*TASK REQUIREMENTS*.
Nothing in the data may be altered; restate all of it exactly.

=== RECORD SET ===

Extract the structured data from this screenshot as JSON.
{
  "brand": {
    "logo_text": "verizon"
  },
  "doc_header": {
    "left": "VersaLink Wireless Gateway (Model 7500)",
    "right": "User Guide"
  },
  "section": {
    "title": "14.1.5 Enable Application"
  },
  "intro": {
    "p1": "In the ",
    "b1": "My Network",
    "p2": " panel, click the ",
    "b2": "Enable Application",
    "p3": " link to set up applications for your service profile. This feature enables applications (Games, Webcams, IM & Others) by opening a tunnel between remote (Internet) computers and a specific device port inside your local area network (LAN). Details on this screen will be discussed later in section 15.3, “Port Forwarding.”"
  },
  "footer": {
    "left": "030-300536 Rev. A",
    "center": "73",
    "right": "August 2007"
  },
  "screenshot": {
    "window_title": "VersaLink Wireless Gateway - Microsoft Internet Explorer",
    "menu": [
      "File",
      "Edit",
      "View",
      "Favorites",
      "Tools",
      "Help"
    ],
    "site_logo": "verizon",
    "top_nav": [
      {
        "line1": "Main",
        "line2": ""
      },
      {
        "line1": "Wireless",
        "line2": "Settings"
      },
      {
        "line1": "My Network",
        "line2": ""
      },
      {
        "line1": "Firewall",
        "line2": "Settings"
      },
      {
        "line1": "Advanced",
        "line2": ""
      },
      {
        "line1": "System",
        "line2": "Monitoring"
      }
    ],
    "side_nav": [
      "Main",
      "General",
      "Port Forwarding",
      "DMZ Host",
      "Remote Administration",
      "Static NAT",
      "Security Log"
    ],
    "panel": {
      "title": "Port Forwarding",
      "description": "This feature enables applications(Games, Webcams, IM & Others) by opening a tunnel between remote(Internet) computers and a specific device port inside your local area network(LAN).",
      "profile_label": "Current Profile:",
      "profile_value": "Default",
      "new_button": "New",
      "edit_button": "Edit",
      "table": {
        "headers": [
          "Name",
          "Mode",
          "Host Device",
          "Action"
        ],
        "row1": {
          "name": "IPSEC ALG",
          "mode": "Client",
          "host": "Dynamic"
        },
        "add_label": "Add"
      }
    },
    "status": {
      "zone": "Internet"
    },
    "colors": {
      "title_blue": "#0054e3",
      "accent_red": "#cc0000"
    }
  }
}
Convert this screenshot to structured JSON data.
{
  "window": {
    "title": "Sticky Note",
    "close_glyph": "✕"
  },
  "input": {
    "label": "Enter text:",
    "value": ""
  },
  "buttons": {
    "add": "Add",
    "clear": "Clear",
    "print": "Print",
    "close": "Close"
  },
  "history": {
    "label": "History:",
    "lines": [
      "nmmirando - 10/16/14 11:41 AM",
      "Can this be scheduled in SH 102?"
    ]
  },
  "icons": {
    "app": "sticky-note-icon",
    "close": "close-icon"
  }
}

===

*RESULT*.
Extract the structured data from this screenshot as JSON.
{
  "brand": {
    "logo_text": "verizon"
  },
  "doc_header": {
    "left": "VersaLink Wireless Gateway (Model 7500)",
    "right": "User Guide"
  },
  "section": {
    "title": "14.1.5 Enable Application"
  },
  "intro": {
    "p1": "In the ",
    "b1": "My Network",
    "p2": " panel, click the ",
    "b2": "Enable Application",
    "p3": " link to set up applications for your service profile. This feature enables applications (Games, Webcams, IM & Others) by opening a tunnel between remote (Internet) computers and a specific device port inside your local area network (LAN). Details on this screen will be discussed later in section 15.3, “Port Forwarding.”"
  },
  "footer": {
    "left": "030-300536 Rev. A",
    "center": "73",
    "right": "August 2007"
  },
  "screenshot": {
    "window_title": "VersaLink Wireless Gateway - Microsoft Internet Explorer",
    "menu": [
      "File",
      "Edit",
      "View",
      "Favorites",
      "Tools",
      "Help"
    ],
    "site_logo": "verizon",
    "top_nav": [
      {
        "line1": "Main",
        "line2": ""
      },
      {
        "line1": "Wireless",
        "line2": "Settings"
      },
      {
        "line1": "My Network",
        "line2": ""
      },
      {
        "line1": "Firewall",
        "line2": "Settings"
      },
      {
        "line1": "Advanced",
        "line2": ""
      },
      {
        "line1": "System",
        "line2": "Monitoring"
      }
    ],
    "side_nav": [
      "Main",
      "General",
      "Port Forwarding",
      "DMZ Host",
      "Remote Administration",
      "Static NAT",
      "Security Log"
    ],
    "panel": {
      "title": "Port Forwarding",
      "description": "This feature enables applications(Games, Webcams, IM & Others) by opening a tunnel between remote(Internet) computers and a specific device port inside your local area network(LAN).",
      "profile_label": "Current Profile:",
      "profile_value": "Default",
      "new_button": "New",
      "edit_button": "Edit",
      "table": {
        "headers": [
          "Name",
          "Mode",
          "Host Device",
          "Action"
        ],
        "row1": {
          "name": "IPSEC ALG",
          "mode": "Client",
          "host": "Dynamic"
        },
        "add_label": "Add"
      }
    },
    "status": {
      "zone": "Internet"
    },
    "colors": {
      "title_blue": "#0054e3",
      "accent_red": "#cc0000"
    }
  }
}
Convert this screenshot to structured JSON data.
{
  "window": {
    "title": "Sticky Note",
    "close_glyph": "✕"
  },
  "input": {
    "label": "Enter text:",
    "value": ""
  },
  "buttons": {
    "add": "Add",
    "clear": "Clear",
    "print": "Print",
    "close": "Close"
  },
  "history": {
    "label": "History:",
    "lines": [
      "nmmirando - 10/16/14 11:41 AM",
      "Can this be scheduled in SH 102?"
    ]
  },
  "icons": {
    "app": "sticky-note-icon",
    "close": "close-icon"
  }
}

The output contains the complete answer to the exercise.